■ **Problem to solve**: Retype each entry exactly. Skip any pictures.

[Opening Material provided section]

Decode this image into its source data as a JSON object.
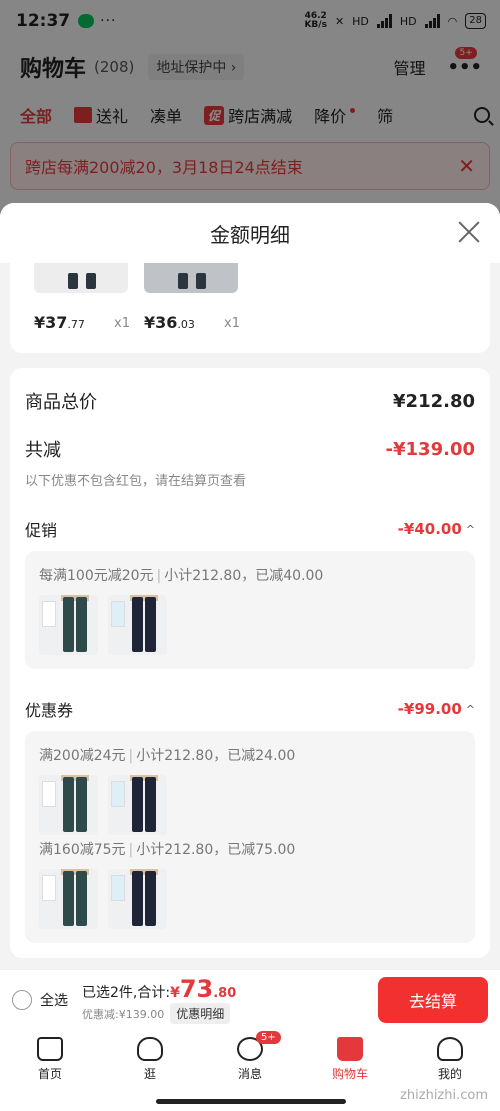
{
  "status_bar": {
    "time": "12:37",
    "dots": "···",
    "net_speed_value": "46.2",
    "net_speed_unit": "KB/s",
    "hd1": "HD",
    "hd2": "HD",
    "battery": "28"
  },
  "cart_header": {
    "title": "购物车",
    "count": "(208)",
    "address_protect": "地址保护中 ›",
    "manage": "管理",
    "more_badge": "5+"
  },
  "tabs": [
    {
      "label": "全部"
    },
    {
      "label": "送礼"
    },
    {
      "label": "凑单"
    },
    {
      "tag": "促",
      "label": "跨店满减"
    },
    {
      "label": "降价"
    },
    {
      "label": "筛"
    }
  ],
  "banner": {
    "text": "跨店每满200减20，3月18日24点结束",
    "close": "✕"
  },
  "sheet": {
    "title": "金额明细",
    "items": [
      {
        "price_int": "¥37",
        "price_dec": ".77",
        "qty": "x1"
      },
      {
        "price_int": "¥36",
        "price_dec": ".03",
        "qty": "x1"
      }
    ],
    "total_label": "商品总价",
    "total_value": "¥212.80",
    "reduce_label": "共减",
    "reduce_value": "-¥139.00",
    "note": "以下优惠不包含红包，请在结算页查看",
    "promo": {
      "label": "促销",
      "value": "-¥40.00",
      "line": {
        "a": "每满100元减20元",
        "sep": "|",
        "b": "小计212.80，已减40.00"
      }
    },
    "coupon": {
      "label": "优惠券",
      "value": "-¥99.00",
      "lines": [
        {
          "a": "满200减24元",
          "sep": "|",
          "b": "小计212.80，已减24.00"
        },
        {
          "a": "满160减75元",
          "sep": "|",
          "b": "小计212.80，已减75.00"
        }
      ]
    }
  },
  "checkout": {
    "select_all": "全选",
    "selected_prefix": "已选2件,合计:",
    "yen": "¥",
    "amount_int": "73",
    "amount_dec": ".80",
    "discount": "优惠减:¥139.00",
    "detail_button": "优惠明细",
    "pay_button": "去结算"
  },
  "bottom_nav": [
    {
      "label": "首页"
    },
    {
      "label": "逛"
    },
    {
      "label": "消息",
      "badge": "5+"
    },
    {
      "label": "购物车"
    },
    {
      "label": "我的"
    }
  ],
  "watermark": "zhizhizhi.com",
  "colors": {
    "accent": "#e4393c",
    "pay": "#f23030"
  }
}
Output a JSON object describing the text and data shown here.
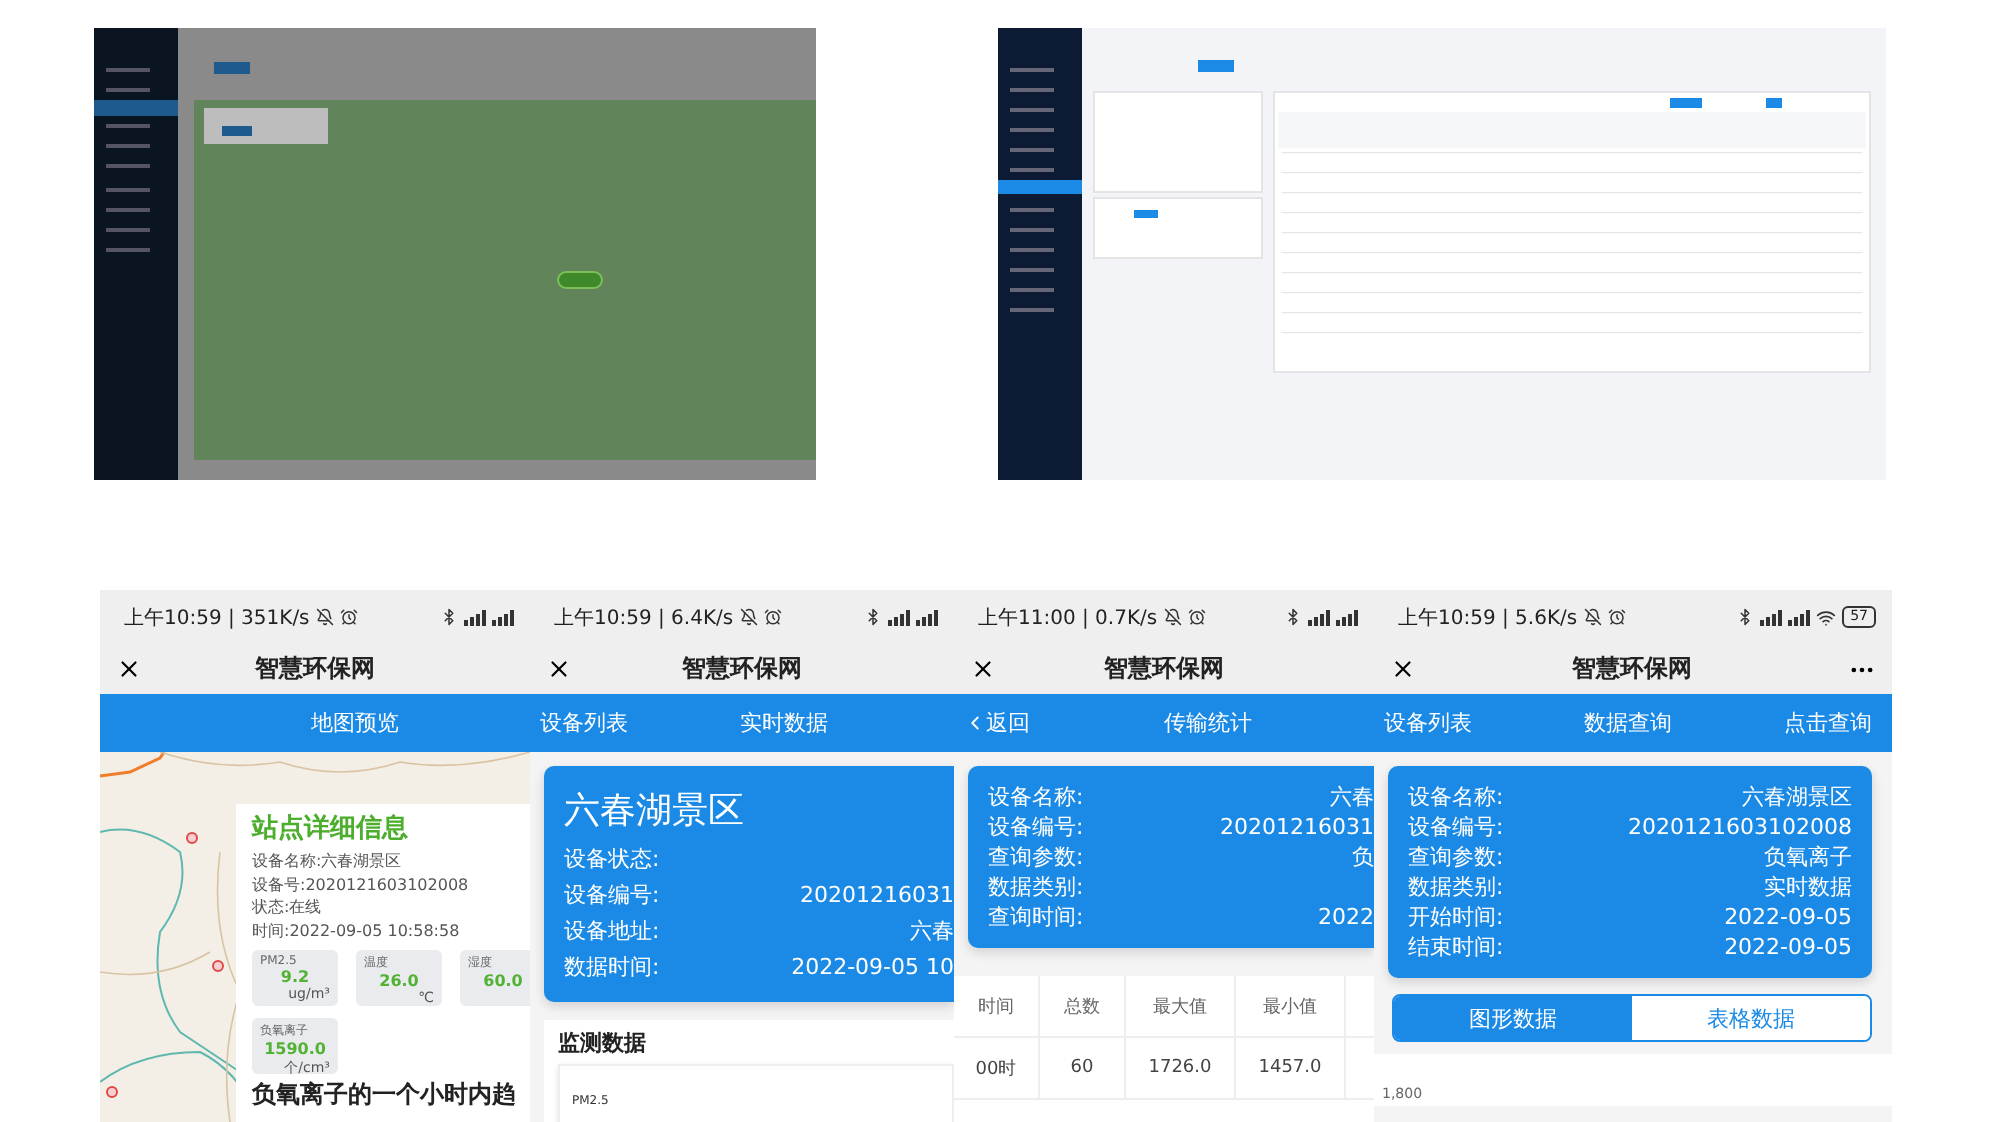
{
  "desktop_screenshots": [
    {
      "kind": "map"
    },
    {
      "kind": "table"
    }
  ],
  "phones": [
    {
      "status": "上午10:59 | 351K/s",
      "title": "智慧环保网",
      "more": false,
      "nav": [
        {
          "label": "地图预览",
          "kind": "plain"
        }
      ],
      "content": {
        "kind": "map",
        "title": "站点详细信息",
        "lines": [
          "设备名称:六春湖景区",
          "设备号:2020121603102008",
          "状态:在线",
          "时间:2022-09-05 10:58:58"
        ],
        "tiles": [
          {
            "label": "PM2.5",
            "value": "9.2",
            "unit": "ug/m³"
          },
          {
            "label": "温度",
            "value": "26.0",
            "unit": "℃"
          },
          {
            "label": "湿度",
            "value": "60.0"
          },
          {
            "label": "负氧离子",
            "value": "1590.0",
            "unit": "个/cm³"
          }
        ],
        "caption": "负氧离子的一个小时内趋"
      }
    },
    {
      "status": "上午10:59 | 6.4K/s",
      "title": "智慧环保网",
      "more": false,
      "nav": [
        {
          "label": "设备列表",
          "kind": "plain"
        },
        {
          "label": "实时数据",
          "kind": "plain"
        }
      ],
      "content": {
        "kind": "realtime",
        "heading": "六春湖景区",
        "rows": [
          {
            "label": "设备状态:",
            "value": ""
          },
          {
            "label": "设备编号:",
            "value": "20201216031"
          },
          {
            "label": "设备地址:",
            "value": "六春"
          },
          {
            "label": "数据时间:",
            "value": "2022-09-05 10"
          }
        ],
        "section": "监测数据",
        "item": "PM2.5"
      }
    },
    {
      "status": "上午11:00 | 0.7K/s",
      "title": "智慧环保网",
      "more": false,
      "nav": [
        {
          "label": "返回",
          "kind": "back"
        },
        {
          "label": "传输统计",
          "kind": "plain"
        }
      ],
      "content": {
        "kind": "stats",
        "rows": [
          {
            "label": "设备名称:",
            "value": "六春"
          },
          {
            "label": "设备编号:",
            "value": "20201216031"
          },
          {
            "label": "查询参数:",
            "value": "负"
          },
          {
            "label": "数据类别:",
            "value": ""
          },
          {
            "label": "查询时间:",
            "value": "2022"
          }
        ],
        "columns": [
          "时间",
          "总数",
          "最大值",
          "最小值"
        ],
        "table": [
          [
            "00时",
            "60",
            "1726.0",
            "1457.0"
          ]
        ]
      }
    },
    {
      "status": "上午10:59 | 5.6K/s",
      "battery": "57",
      "title": "智慧环保网",
      "more": true,
      "nav": [
        {
          "label": "设备列表",
          "kind": "plain"
        },
        {
          "label": "数据查询",
          "kind": "plain"
        },
        {
          "label": "点击查询",
          "kind": "plain"
        }
      ],
      "content": {
        "kind": "query",
        "rows": [
          {
            "label": "设备名称:",
            "value": "六春湖景区"
          },
          {
            "label": "设备编号:",
            "value": "2020121603102008"
          },
          {
            "label": "查询参数:",
            "value": "负氧离子"
          },
          {
            "label": "数据类别:",
            "value": "实时数据"
          },
          {
            "label": "开始时间:",
            "value": "2022-09-05"
          },
          {
            "label": "结束时间:",
            "value": "2022-09-05"
          }
        ],
        "toggle": [
          {
            "label": "图形数据",
            "selected": true
          },
          {
            "label": "表格数据",
            "selected": false
          }
        ],
        "tick": "1,800"
      }
    }
  ]
}
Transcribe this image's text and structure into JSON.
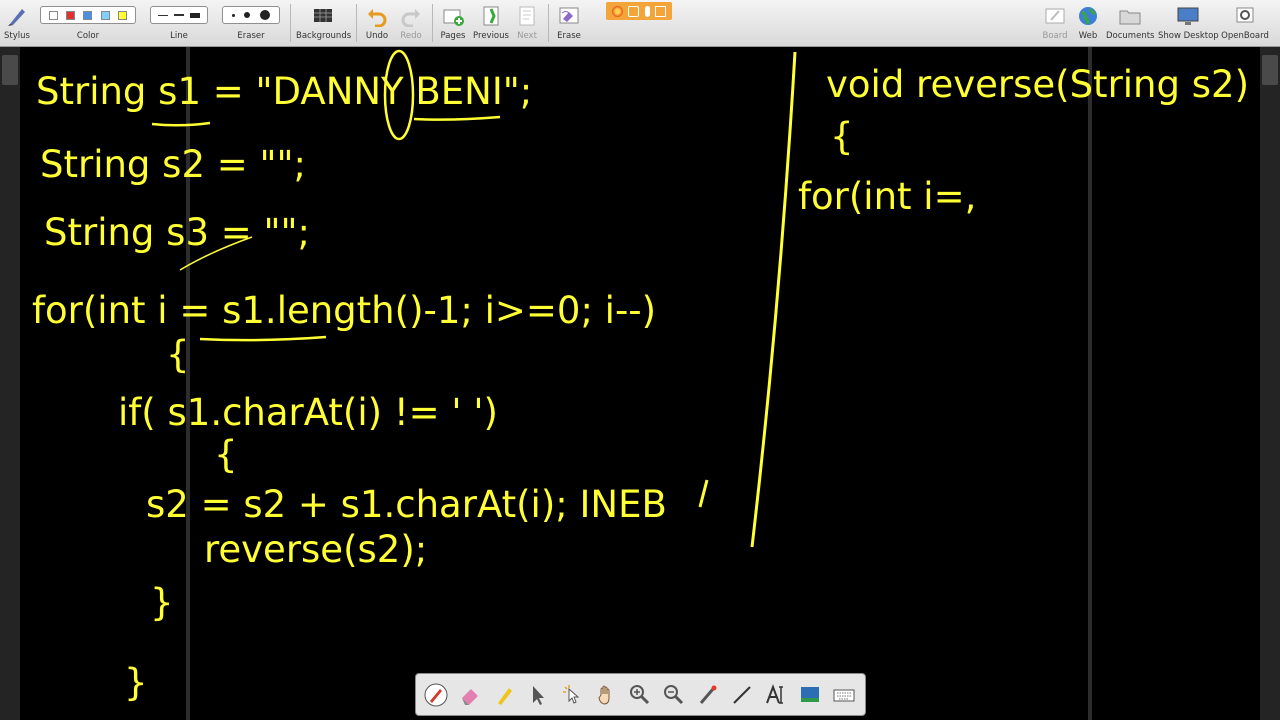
{
  "toolbar": {
    "stylus_label": "Stylus",
    "color_label": "Color",
    "line_label": "Line",
    "eraser_label": "Eraser",
    "backgrounds_label": "Backgrounds",
    "undo_label": "Undo",
    "redo_label": "Redo",
    "pages_label": "Pages",
    "previous_label": "Previous",
    "next_label": "Next",
    "erase_label": "Erase",
    "board_label": "Board",
    "web_label": "Web",
    "documents_label": "Documents",
    "show_desktop_label": "Show Desktop",
    "openboard_label": "OpenBoard",
    "colors": [
      "#ffffff",
      "#e03030",
      "#4a90e2",
      "#7fd0ff",
      "#ffff33"
    ]
  },
  "board": {
    "ink_color": "#ffff33",
    "left_lines": [
      "String s1 = \"DANNY BENI\";",
      "String s2 = \"\";",
      "String s3 = \"\";",
      "for(int i = s1.length()-1; i>=0; i--)",
      "{",
      "if( s1.charAt(i) != ' ')",
      "{",
      "s2 = s2 + s1.charAt(i); INEB",
      "reverse(s2);",
      "}",
      "}"
    ],
    "right_lines": [
      "void reverse(String s2)",
      "{",
      "for(int i=,"
    ]
  },
  "bottom_tools": [
    "pen-tool",
    "eraser-tool",
    "marker-tool",
    "selector-tool",
    "interact-tool",
    "hand-tool",
    "zoom-in-tool",
    "zoom-out-tool",
    "laser-pointer-tool",
    "line-tool",
    "text-tool",
    "capture-tool",
    "virtual-keyboard-tool"
  ]
}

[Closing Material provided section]

■ **Response to this exercise**:
Decode this image into its source data as a JSON object.
{
  "status_bar": {
    "time": "12:37",
    "dots": "···",
    "net_speed_value": "46.2",
    "net_speed_unit": "KB/s",
    "hd1": "HD",
    "hd2": "HD",
    "battery": "28"
  },
  "cart_header": {
    "title": "购物车",
    "count": "(208)",
    "address_protect": "地址保护中 ›",
    "manage": "管理",
    "more_badge": "5+"
  },
  "tabs": [
    {
      "label": "全部"
    },
    {
      "label": "送礼"
    },
    {
      "label": "凑单"
    },
    {
      "tag": "促",
      "label": "跨店满减"
    },
    {
      "label": "降价"
    },
    {
      "label": "筛"
    }
  ],
  "banner": {
    "text": "跨店每满200减20，3月18日24点结束",
    "close": "✕"
  },
  "sheet": {
    "title": "金额明细",
    "items": [
      {
        "price_int": "¥37",
        "price_dec": ".77",
        "qty": "x1"
      },
      {
        "price_int": "¥36",
        "price_dec": ".03",
        "qty": "x1"
      }
    ],
    "total_label": "商品总价",
    "total_value": "¥212.80",
    "reduce_label": "共减",
    "reduce_value": "-¥139.00",
    "note": "以下优惠不包含红包，请在结算页查看",
    "promo": {
      "label": "促销",
      "value": "-¥40.00",
      "line": {
        "a": "每满100元减20元",
        "sep": "|",
        "b": "小计212.80，已减40.00"
      }
    },
    "coupon": {
      "label": "优惠券",
      "value": "-¥99.00",
      "lines": [
        {
          "a": "满200减24元",
          "sep": "|",
          "b": "小计212.80，已减24.00"
        },
        {
          "a": "满160减75元",
          "sep": "|",
          "b": "小计212.80，已减75.00"
        }
      ]
    }
  },
  "checkout": {
    "select_all": "全选",
    "selected_prefix": "已选2件,合计:",
    "yen": "¥",
    "amount_int": "73",
    "amount_dec": ".80",
    "discount": "优惠减:¥139.00",
    "detail_button": "优惠明细",
    "pay_button": "去结算"
  },
  "bottom_nav": [
    {
      "label": "首页"
    },
    {
      "label": "逛"
    },
    {
      "label": "消息",
      "badge": "5+"
    },
    {
      "label": "购物车"
    },
    {
      "label": "我的"
    }
  ],
  "watermark": "zhizhizhi.com",
  "colors": {
    "accent": "#e4393c",
    "pay": "#f23030"
  }
}
Output a JSON object describing the text and data shown here.
{
  "desktop_screenshots": [
    {
      "kind": "map"
    },
    {
      "kind": "table"
    }
  ],
  "phones": [
    {
      "status": "上午10:59 | 351K/s",
      "title": "智慧环保网",
      "more": false,
      "nav": [
        {
          "label": "地图预览",
          "kind": "plain"
        }
      ],
      "content": {
        "kind": "map",
        "title": "站点详细信息",
        "lines": [
          "设备名称:六春湖景区",
          "设备号:2020121603102008",
          "状态:在线",
          "时间:2022-09-05 10:58:58"
        ],
        "tiles": [
          {
            "label": "PM2.5",
            "value": "9.2",
            "unit": "ug/m³"
          },
          {
            "label": "温度",
            "value": "26.0",
            "unit": "℃"
          },
          {
            "label": "湿度",
            "value": "60.0"
          },
          {
            "label": "负氧离子",
            "value": "1590.0",
            "unit": "个/cm³"
          }
        ],
        "caption": "负氧离子的一个小时内趋"
      }
    },
    {
      "status": "上午10:59 | 6.4K/s",
      "title": "智慧环保网",
      "more": false,
      "nav": [
        {
          "label": "设备列表",
          "kind": "plain"
        },
        {
          "label": "实时数据",
          "kind": "plain"
        }
      ],
      "content": {
        "kind": "realtime",
        "heading": "六春湖景区",
        "rows": [
          {
            "label": "设备状态:",
            "value": ""
          },
          {
            "label": "设备编号:",
            "value": "20201216031"
          },
          {
            "label": "设备地址:",
            "value": "六春"
          },
          {
            "label": "数据时间:",
            "value": "2022-09-05 10"
          }
        ],
        "section": "监测数据",
        "item": "PM2.5"
      }
    },
    {
      "status": "上午11:00 | 0.7K/s",
      "title": "智慧环保网",
      "more": false,
      "nav": [
        {
          "label": "返回",
          "kind": "back"
        },
        {
          "label": "传输统计",
          "kind": "plain"
        }
      ],
      "content": {
        "kind": "stats",
        "rows": [
          {
            "label": "设备名称:",
            "value": "六春"
          },
          {
            "label": "设备编号:",
            "value": "20201216031"
          },
          {
            "label": "查询参数:",
            "value": "负"
          },
          {
            "label": "数据类别:",
            "value": ""
          },
          {
            "label": "查询时间:",
            "value": "2022"
          }
        ],
        "columns": [
          "时间",
          "总数",
          "最大值",
          "最小值"
        ],
        "table": [
          [
            "00时",
            "60",
            "1726.0",
            "1457.0"
          ]
        ]
      }
    },
    {
      "status": "上午10:59 | 5.6K/s",
      "battery": "57",
      "title": "智慧环保网",
      "more": true,
      "nav": [
        {
          "label": "设备列表",
          "kind": "plain"
        },
        {
          "label": "数据查询",
          "kind": "plain"
        },
        {
          "label": "点击查询",
          "kind": "plain"
        }
      ],
      "content": {
        "kind": "query",
        "rows": [
          {
            "label": "设备名称:",
            "value": "六春湖景区"
          },
          {
            "label": "设备编号:",
            "value": "2020121603102008"
          },
          {
            "label": "查询参数:",
            "value": "负氧离子"
          },
          {
            "label": "数据类别:",
            "value": "实时数据"
          },
          {
            "label": "开始时间:",
            "value": "2022-09-05"
          },
          {
            "label": "结束时间:",
            "value": "2022-09-05"
          }
        ],
        "toggle": [
          {
            "label": "图形数据",
            "selected": true
          },
          {
            "label": "表格数据",
            "selected": false
          }
        ],
        "tick": "1,800"
      }
    }
  ]
}
Transcribe this image's text and structure into JSON.
{
  "toolbar": {
    "stylus_label": "Stylus",
    "color_label": "Color",
    "line_label": "Line",
    "eraser_label": "Eraser",
    "backgrounds_label": "Backgrounds",
    "undo_label": "Undo",
    "redo_label": "Redo",
    "pages_label": "Pages",
    "previous_label": "Previous",
    "next_label": "Next",
    "erase_label": "Erase",
    "board_label": "Board",
    "web_label": "Web",
    "documents_label": "Documents",
    "show_desktop_label": "Show Desktop",
    "openboard_label": "OpenBoard",
    "colors": [
      "#ffffff",
      "#e03030",
      "#4a90e2",
      "#7fd0ff",
      "#ffff33"
    ]
  },
  "board": {
    "ink_color": "#ffff33",
    "left_lines": [
      "String s1 = \"DANNY BENI\";",
      "String s2 = \"\";",
      "String s3 = \"\";",
      "for(int i = s1.length()-1; i>=0; i--)",
      "{",
      "if( s1.charAt(i) != ' ')",
      "{",
      "s2 = s2 + s1.charAt(i); INEB",
      "reverse(s2);",
      "}",
      "}"
    ],
    "right_lines": [
      "void reverse(String s2)",
      "{",
      "for(int i=,"
    ]
  },
  "bottom_tools": [
    "pen-tool",
    "eraser-tool",
    "marker-tool",
    "selector-tool",
    "interact-tool",
    "hand-tool",
    "zoom-in-tool",
    "zoom-out-tool",
    "laser-pointer-tool",
    "line-tool",
    "text-tool",
    "capture-tool",
    "virtual-keyboard-tool"
  ]
}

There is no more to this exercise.